World War I, which set the stage for the major developments of the 1920s and 1930s.
During the two decades between the world wars, the offensive capabilities of large surface warships were greatly increased by improvements in guns, associated mechanisms, fire control equipment, communications, and auxiliary aircraft; their defensive qualities were enhanced by antisubmarine sensors and weapons such as sonar and depth charges, and antiaircraft sensors and weapons such as radar, fire control analog computers, fuse-setters, dual-purpose (surface and antiaircraft) medium artillery, and rapid-firing light cannon. On the other hand, the advent of the aircraft carrier and improvements in the speed, range, and payload of aircraft during the same period produced a weapons system whose potency rivaled that of the surface capital ship. And the power of submarines was also multiplied by the development of sophisticated analog computers that aimed gyroscopically guided torpedoes, improved engines and hull design, and more effective communications. As a consequence, by the outbreak of
World War II, all major navies were well on the road to the creation of forces that combined surface, underwater, and air elements, or "balanced fleets."

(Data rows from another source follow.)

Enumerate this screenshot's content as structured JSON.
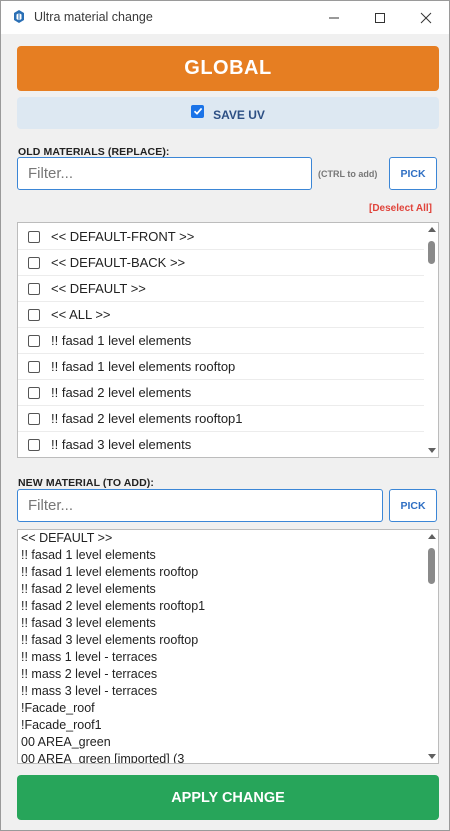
{
  "window": {
    "title": "Ultra material change",
    "icons": {
      "app": "sketchup-icon",
      "minimize": "minimize-icon",
      "maximize": "maximize-icon",
      "close": "close-icon"
    }
  },
  "global_button": {
    "label": "GLOBAL",
    "color": "#e67e22"
  },
  "save_uv": {
    "label": "SAVE UV",
    "checked": true
  },
  "old_materials": {
    "label": "OLD MATERIALS (REPLACE):",
    "filter_placeholder": "Filter...",
    "hint": "(CTRL to add)",
    "pick_label": "PICK",
    "deselect_label": "[Deselect All]",
    "items": [
      "<< DEFAULT-FRONT >>",
      "<< DEFAULT-BACK >>",
      "<< DEFAULT >>",
      "<< ALL >>",
      "!! fasad 1 level elements",
      "!! fasad 1 level elements rooftop",
      "!! fasad 2 level elements",
      "!! fasad 2 level elements rooftop1",
      "!! fasad 3 level elements"
    ]
  },
  "new_material": {
    "label": "NEW MATERIAL (TO ADD):",
    "filter_placeholder": "Filter...",
    "pick_label": "PICK",
    "items": [
      "<< DEFAULT >>",
      "!! fasad 1 level elements",
      "!! fasad 1 level elements rooftop",
      "!! fasad 2 level elements",
      "!! fasad 2 level elements rooftop1",
      "!! fasad 3 level elements",
      "!! fasad 3 level elements rooftop",
      "!! mass 1 level - terraces",
      "!! mass 2 level - terraces",
      "!! mass 3 level - terraces",
      "!Facade_roof",
      "!Facade_roof1",
      "00 AREA_green",
      "00 AREA_green [imported] (3"
    ]
  },
  "apply_button": {
    "label": "APPLY CHANGE",
    "color": "#27a55a"
  }
}
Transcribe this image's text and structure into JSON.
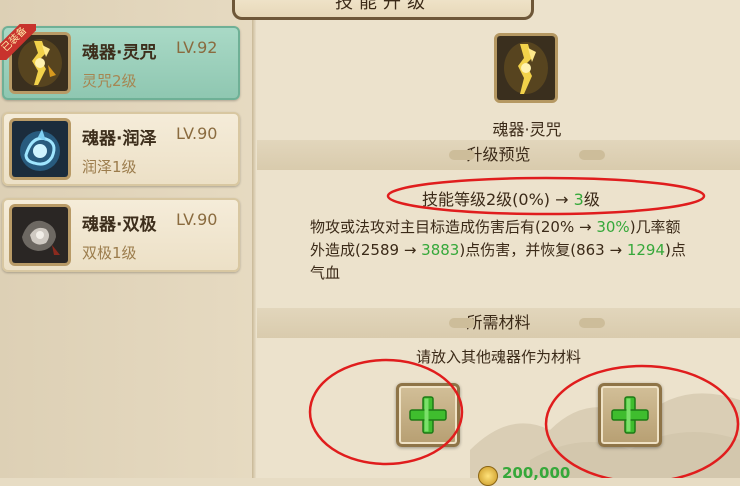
{
  "title": "技能升级",
  "skills": [
    {
      "name": "魂器·灵咒",
      "level": "LV.92",
      "sub": "灵咒2级",
      "selected": true,
      "badge": "已装备"
    },
    {
      "name": "魂器·润泽",
      "level": "LV.90",
      "sub": "润泽1级",
      "selected": false
    },
    {
      "name": "魂器·双极",
      "level": "LV.90",
      "sub": "双极1级",
      "selected": false
    }
  ],
  "detail": {
    "skill_name": "魂器·灵咒",
    "preview_header": "升级预览",
    "level_prefix": "技能等级2级(0%)",
    "arrow": "→",
    "level_new": "3",
    "level_suffix": "级",
    "desc": {
      "l1_a": "物攻或法攻对主目标造成伤害后有(20%",
      "l1_arrow": "→",
      "l1_new": "30%",
      "l1_b": ")几率额",
      "l2_a": "外造成(2589",
      "l2_arrow": "→",
      "l2_new": "3883",
      "l2_b": ")点伤害，并恢复(863",
      "l2_arrow2": "→",
      "l2_new2": "1294",
      "l2_c": ")点",
      "l3": "气血"
    },
    "materials_header": "所需材料",
    "materials_hint": "请放入其他魂器作为材料",
    "cost": "200,000"
  },
  "colors": {
    "accent_green": "#36a83a",
    "annotation_red": "#e01d1d",
    "selected_bg": "#9fd2be"
  }
}
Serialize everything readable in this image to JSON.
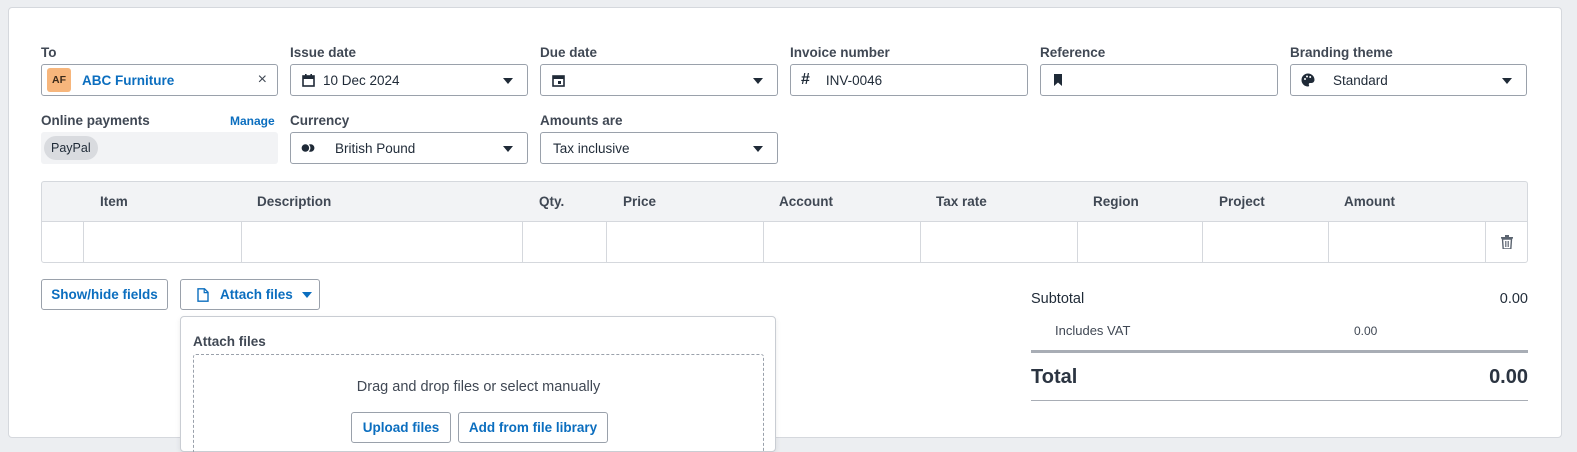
{
  "to": {
    "label": "To",
    "avatar": "AF",
    "value": "ABC Furniture",
    "clear": "×"
  },
  "issue_date": {
    "label": "Issue date",
    "value": "10 Dec 2024"
  },
  "due_date": {
    "label": "Due date",
    "value": ""
  },
  "invoice_number": {
    "label": "Invoice number",
    "prefix": "#",
    "value": "INV-0046"
  },
  "reference": {
    "label": "Reference",
    "value": ""
  },
  "branding": {
    "label": "Branding theme",
    "value": "Standard"
  },
  "online_payments": {
    "label": "Online payments",
    "manage": "Manage",
    "chip": "PayPal"
  },
  "currency": {
    "label": "Currency",
    "value": "British Pound"
  },
  "amounts_are": {
    "label": "Amounts are",
    "value": "Tax inclusive"
  },
  "table": {
    "headers": [
      "Item",
      "Description",
      "Qty.",
      "Price",
      "Account",
      "Tax rate",
      "Region",
      "Project",
      "Amount"
    ]
  },
  "buttons": {
    "show_hide": "Show/hide fields",
    "attach": "Attach files"
  },
  "attach_panel": {
    "title": "Attach files",
    "drop_text": "Drag and drop files or select manually",
    "upload": "Upload files",
    "library": "Add from file library"
  },
  "totals": {
    "subtotal_label": "Subtotal",
    "subtotal_value": "0.00",
    "vat_label": "Includes VAT",
    "vat_value": "0.00",
    "total_label": "Total",
    "total_value": "0.00"
  }
}
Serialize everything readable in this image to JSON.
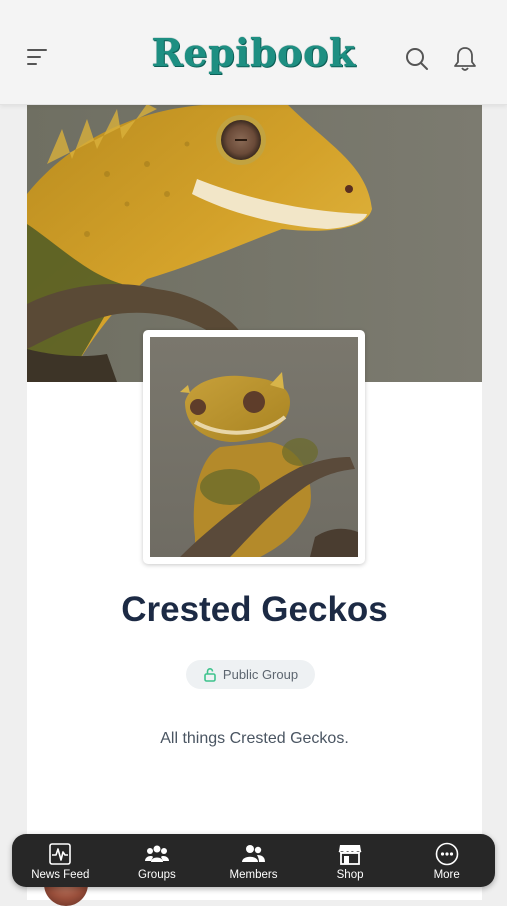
{
  "app": {
    "logo_text": "Repibook",
    "brand_color": "#1e8f82"
  },
  "header": {
    "menu_icon": "hamburger-menu-icon",
    "search_icon": "search-icon",
    "notifications_icon": "bell-icon"
  },
  "group": {
    "name": "Crested Geckos",
    "privacy_label": "Public Group",
    "privacy_icon": "lock-open-icon",
    "description": "All things Crested Geckos."
  },
  "bottom_nav": {
    "items": [
      {
        "label": "News Feed",
        "icon": "activity-icon"
      },
      {
        "label": "Groups",
        "icon": "groups-icon"
      },
      {
        "label": "Members",
        "icon": "members-icon"
      },
      {
        "label": "Shop",
        "icon": "shop-icon"
      },
      {
        "label": "More",
        "icon": "more-icon"
      }
    ]
  }
}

During World War II, advances in aircraft, among other things, tipped the scales in favor of the aircraft carrier over the battleship as the principal weapon of major navies. The advent of nuclear bombs then gave navies the capacity to devastate targets on land as well as at sea through aircraft strikes from carriers, or ballistic or cruise missiles launched from submarines. Air defense was vastly improved by the invention of guided missiles and various forms of electronic countermeasures. Nuclear propulsion allowed the construction of major warships with virtually unlimited operational range, which in particular enhanced the fighting capability of submarines. Advances in sensors and communications, and the concomitant development of bureaucratized information management (the combat information center) and electronic data processing, gave groups of warships and supporting air and space power unprecedented ability to cooperate and to coordinate their use of a variety of air, surface, and underwater weapons. The advent of highly compact digital computers also made it possible to replace voluminous files of paper on board ship with much smaller and lighter installations, freeing space for other purposes while improving the efficiency of administration and engineering maintenance.